Is 'Happy' Going To Cost Pharrell, Too? Marvin Gaye's Family Clarifies

Skateboard P has already been ordered to pay Gaye's family after it was ruled 'Blurred Lines' copied one of the legendary singer's hits.

Pharrell can breathe easy.

Earlier this week, P and Robin Thicke were ordered to pay Marvin Gaye's family $7.4 million after a jury ruled that their 2013 smash "Blurred Lines" too closely copied Gaye's "Got To Give It Up." Soon after the decision, though, rumors began circulating that the late soul singer's family was going to come after Pharrell again -- this time for infringing on "Ain’t That Peculiar" with the hit "Happy."

It turns out that won't be the case.

“We’re not suing Pharrell over ‘Happy,' ” Gaye’s ex-wife, Janis, told Medium on Friday (March 13). “We are pleased with the ['Blurred Lines'] verdict, but contrary to reports in the media, we have absolutely no claim concerning Pharrell’s song, ‘Happy.' ”

“That is false,” she said.

After this week's ruling, Gaye's daughter, Nona, said she felt "free from ... Pharrell Williams and Robin Thicke’s chains and what they tried to keep on us and the lies that were told.”

Thicke's lawyer, though, said on Wednesday that he'll be appealing the verdict.
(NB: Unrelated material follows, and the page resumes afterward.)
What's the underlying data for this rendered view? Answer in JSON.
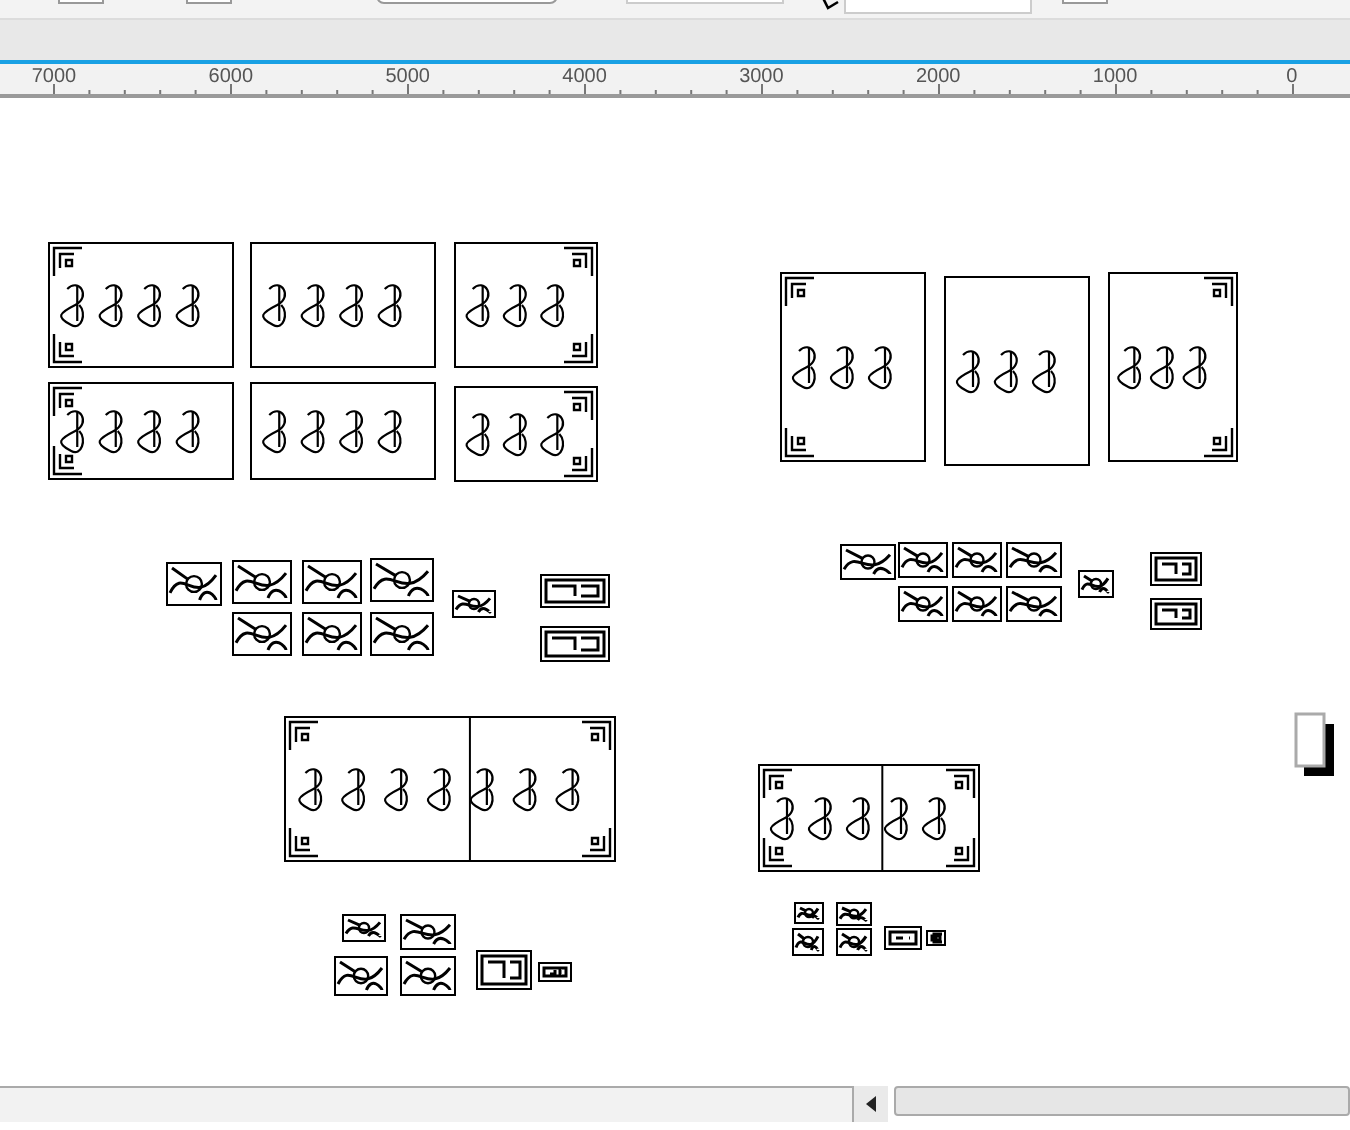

“We owe it to songwriters around the world to make sure this verdict doesn’t stand," Howard E. King said. "My clients know that they wrote the song ‘Blurred Lines’ from their hearts and souls and no other source.”